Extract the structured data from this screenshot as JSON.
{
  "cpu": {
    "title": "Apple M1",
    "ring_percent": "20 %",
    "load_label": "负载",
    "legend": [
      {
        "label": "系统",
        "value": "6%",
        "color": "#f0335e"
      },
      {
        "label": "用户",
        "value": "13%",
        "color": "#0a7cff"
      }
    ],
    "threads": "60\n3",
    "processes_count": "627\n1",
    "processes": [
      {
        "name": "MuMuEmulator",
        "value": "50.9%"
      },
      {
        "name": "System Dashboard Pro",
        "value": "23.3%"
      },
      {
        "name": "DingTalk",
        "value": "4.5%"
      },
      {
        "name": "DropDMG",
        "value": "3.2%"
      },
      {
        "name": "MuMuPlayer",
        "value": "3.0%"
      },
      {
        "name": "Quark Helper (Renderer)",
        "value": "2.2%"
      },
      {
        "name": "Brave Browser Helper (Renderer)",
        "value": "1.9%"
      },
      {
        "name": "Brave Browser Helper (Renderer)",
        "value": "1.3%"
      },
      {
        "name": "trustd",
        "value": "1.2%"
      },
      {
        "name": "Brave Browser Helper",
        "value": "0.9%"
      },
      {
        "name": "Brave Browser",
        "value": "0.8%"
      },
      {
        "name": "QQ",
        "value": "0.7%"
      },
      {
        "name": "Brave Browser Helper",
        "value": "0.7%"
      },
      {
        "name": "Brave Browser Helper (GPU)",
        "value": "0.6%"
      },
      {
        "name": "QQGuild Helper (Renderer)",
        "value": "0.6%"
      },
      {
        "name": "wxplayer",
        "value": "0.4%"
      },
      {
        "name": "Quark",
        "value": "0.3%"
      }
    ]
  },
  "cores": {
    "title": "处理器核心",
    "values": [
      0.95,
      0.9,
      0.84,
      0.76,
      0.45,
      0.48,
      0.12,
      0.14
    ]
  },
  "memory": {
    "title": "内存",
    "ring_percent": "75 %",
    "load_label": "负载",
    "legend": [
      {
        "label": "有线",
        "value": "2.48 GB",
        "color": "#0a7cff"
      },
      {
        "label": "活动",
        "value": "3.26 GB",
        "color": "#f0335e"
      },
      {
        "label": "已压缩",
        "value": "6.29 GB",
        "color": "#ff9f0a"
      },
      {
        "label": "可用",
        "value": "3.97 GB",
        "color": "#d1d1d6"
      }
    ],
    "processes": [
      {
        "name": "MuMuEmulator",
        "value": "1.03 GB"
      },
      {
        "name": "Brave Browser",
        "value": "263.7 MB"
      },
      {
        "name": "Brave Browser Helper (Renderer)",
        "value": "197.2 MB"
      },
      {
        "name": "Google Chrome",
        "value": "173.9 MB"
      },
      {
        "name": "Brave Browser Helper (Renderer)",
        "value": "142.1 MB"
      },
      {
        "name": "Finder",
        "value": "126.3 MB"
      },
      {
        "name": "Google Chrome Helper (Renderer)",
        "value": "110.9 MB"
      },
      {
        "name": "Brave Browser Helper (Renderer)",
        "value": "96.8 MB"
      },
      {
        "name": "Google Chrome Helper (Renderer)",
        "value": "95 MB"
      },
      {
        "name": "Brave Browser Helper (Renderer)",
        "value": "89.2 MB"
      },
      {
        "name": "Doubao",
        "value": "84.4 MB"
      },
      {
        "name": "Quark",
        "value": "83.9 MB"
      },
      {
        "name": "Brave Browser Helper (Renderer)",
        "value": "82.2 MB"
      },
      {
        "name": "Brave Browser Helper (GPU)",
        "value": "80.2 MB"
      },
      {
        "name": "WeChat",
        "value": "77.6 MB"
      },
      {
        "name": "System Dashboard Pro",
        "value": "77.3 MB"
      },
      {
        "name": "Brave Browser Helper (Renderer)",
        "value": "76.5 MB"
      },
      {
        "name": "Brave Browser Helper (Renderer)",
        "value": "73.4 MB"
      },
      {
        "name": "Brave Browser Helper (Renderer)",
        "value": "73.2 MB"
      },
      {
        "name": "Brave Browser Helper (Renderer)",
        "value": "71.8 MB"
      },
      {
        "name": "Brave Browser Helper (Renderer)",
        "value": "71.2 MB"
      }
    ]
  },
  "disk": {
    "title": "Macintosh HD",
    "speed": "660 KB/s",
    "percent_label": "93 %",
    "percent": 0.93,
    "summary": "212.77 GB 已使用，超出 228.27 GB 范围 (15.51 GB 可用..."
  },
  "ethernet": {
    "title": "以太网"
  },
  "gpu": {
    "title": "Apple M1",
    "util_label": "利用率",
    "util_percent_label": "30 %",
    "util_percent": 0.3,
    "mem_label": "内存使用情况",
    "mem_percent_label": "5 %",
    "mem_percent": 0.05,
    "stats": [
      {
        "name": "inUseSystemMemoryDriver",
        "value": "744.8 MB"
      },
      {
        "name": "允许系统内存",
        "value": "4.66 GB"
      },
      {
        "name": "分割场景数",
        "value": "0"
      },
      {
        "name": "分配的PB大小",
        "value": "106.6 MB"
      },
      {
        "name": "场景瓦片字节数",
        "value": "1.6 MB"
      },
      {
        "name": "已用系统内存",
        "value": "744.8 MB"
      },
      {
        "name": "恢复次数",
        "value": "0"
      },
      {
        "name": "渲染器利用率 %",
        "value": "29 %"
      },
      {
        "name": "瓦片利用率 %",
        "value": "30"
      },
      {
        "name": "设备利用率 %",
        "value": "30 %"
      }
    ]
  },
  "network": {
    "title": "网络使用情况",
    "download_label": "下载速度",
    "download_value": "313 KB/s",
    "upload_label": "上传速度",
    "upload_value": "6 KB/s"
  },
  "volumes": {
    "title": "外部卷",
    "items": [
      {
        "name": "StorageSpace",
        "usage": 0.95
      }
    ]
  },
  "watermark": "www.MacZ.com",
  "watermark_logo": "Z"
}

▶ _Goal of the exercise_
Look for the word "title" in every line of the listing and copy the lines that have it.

▶ _Solution for this exercise_
    "title": "Apple M1",
    "title": "处理器核心",
    "title": "内存",
    "title": "Macintosh HD",
    "title": "以太网"
    "title": "Apple M1",
    "title": "网络使用情况",
    "title": "外部卷",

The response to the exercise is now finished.